[Data excerpts]
········

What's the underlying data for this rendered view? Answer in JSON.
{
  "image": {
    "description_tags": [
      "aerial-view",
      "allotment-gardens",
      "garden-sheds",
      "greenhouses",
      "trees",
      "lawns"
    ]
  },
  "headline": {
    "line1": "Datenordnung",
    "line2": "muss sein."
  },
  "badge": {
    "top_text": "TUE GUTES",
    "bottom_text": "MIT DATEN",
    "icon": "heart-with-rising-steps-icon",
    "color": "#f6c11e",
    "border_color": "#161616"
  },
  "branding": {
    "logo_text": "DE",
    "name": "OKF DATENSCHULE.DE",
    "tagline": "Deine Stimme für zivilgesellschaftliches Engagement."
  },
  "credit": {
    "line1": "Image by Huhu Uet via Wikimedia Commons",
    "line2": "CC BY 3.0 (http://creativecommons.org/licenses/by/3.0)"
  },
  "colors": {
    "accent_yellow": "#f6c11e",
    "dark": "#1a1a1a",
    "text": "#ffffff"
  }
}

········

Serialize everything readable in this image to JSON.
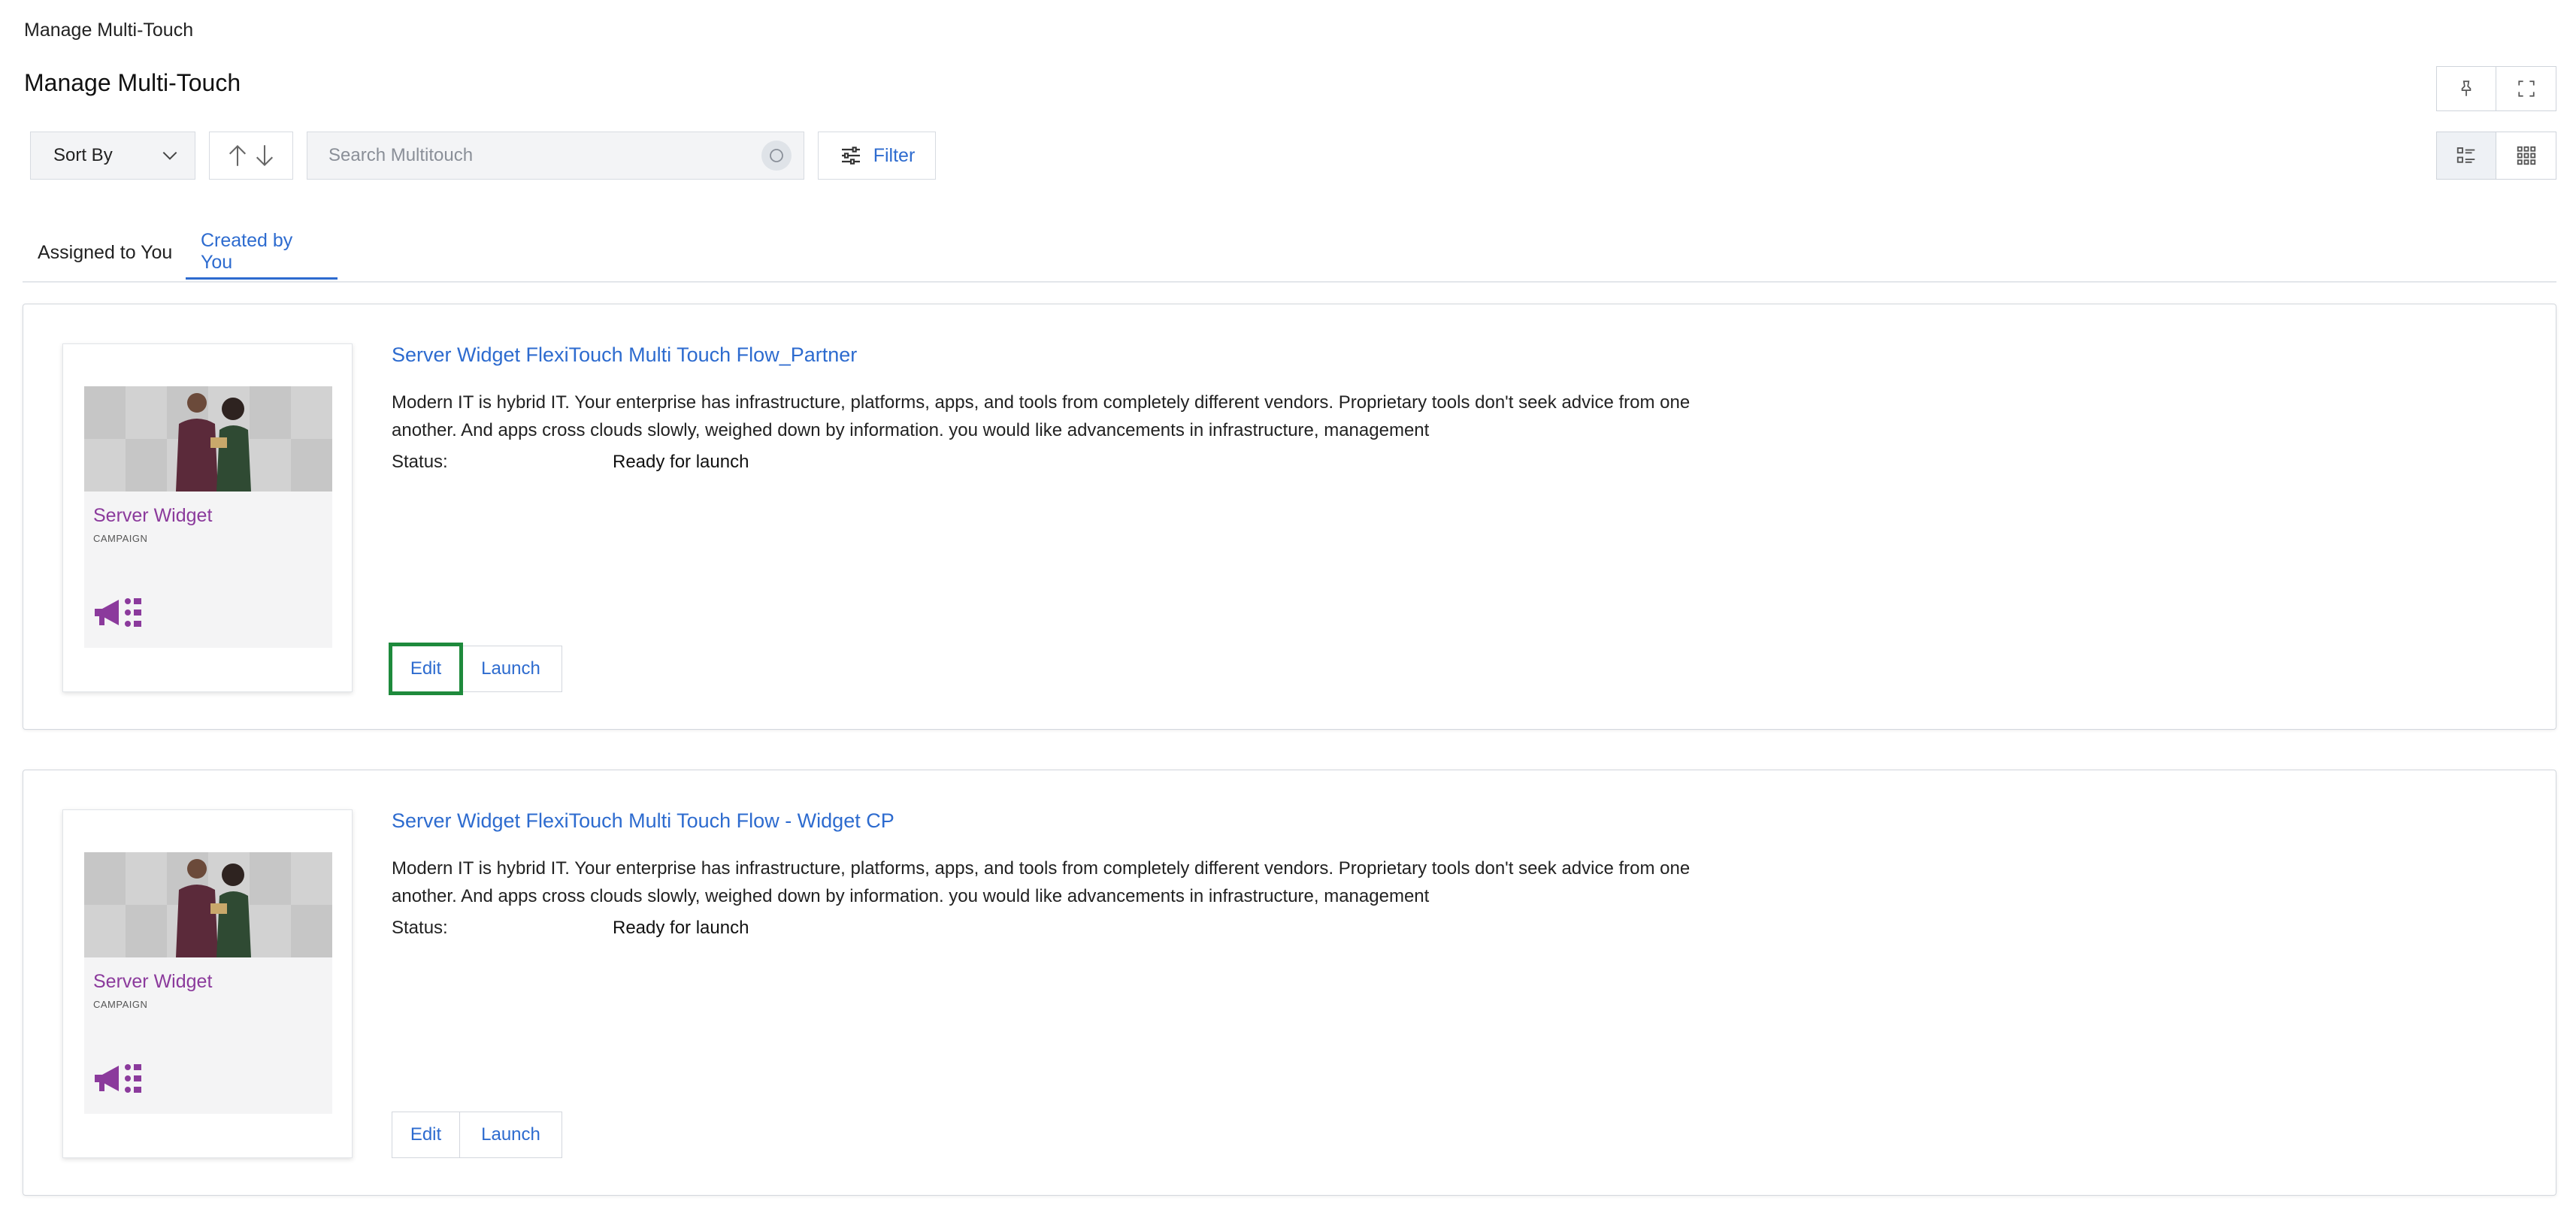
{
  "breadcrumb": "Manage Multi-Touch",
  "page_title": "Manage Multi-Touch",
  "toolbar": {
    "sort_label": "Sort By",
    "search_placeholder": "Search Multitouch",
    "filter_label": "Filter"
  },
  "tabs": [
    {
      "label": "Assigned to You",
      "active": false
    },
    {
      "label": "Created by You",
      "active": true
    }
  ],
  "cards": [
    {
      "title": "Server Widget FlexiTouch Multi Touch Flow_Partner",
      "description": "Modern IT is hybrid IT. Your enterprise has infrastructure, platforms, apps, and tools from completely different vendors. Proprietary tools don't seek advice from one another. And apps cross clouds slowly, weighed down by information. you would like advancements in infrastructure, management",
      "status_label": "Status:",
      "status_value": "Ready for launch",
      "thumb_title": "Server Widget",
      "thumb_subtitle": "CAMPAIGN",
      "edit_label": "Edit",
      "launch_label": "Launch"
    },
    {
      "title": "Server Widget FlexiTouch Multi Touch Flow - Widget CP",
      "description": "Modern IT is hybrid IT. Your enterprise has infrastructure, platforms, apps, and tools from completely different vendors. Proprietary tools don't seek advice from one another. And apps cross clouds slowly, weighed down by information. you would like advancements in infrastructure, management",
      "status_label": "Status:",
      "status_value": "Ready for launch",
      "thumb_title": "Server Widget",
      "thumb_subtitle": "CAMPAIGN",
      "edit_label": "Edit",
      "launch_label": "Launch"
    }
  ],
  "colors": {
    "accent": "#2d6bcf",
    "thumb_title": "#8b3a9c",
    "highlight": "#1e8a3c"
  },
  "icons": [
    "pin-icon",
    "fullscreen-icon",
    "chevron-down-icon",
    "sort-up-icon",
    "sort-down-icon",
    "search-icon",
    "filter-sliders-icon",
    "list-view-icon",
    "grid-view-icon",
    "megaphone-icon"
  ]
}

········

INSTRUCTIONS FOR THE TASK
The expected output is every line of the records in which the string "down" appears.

TASK OUTPUT
      "description": "Modern IT is hybrid IT. Your enterprise has infrastructure, platforms, apps, and tools from completely different vendors. Proprietary tools don't seek advice from one another. And apps cross clouds slowly, weighed down by information. you would like advancements in infrastructure, management",
      "description": "Modern IT is hybrid IT. Your enterprise has infrastructure, platforms, apps, and tools from completely different vendors. Proprietary tools don't seek advice from one another. And apps cross clouds slowly, weighed down by information. you would like advancements in infrastructure, management",
    "chevron-down-icon",
    "sort-down-icon",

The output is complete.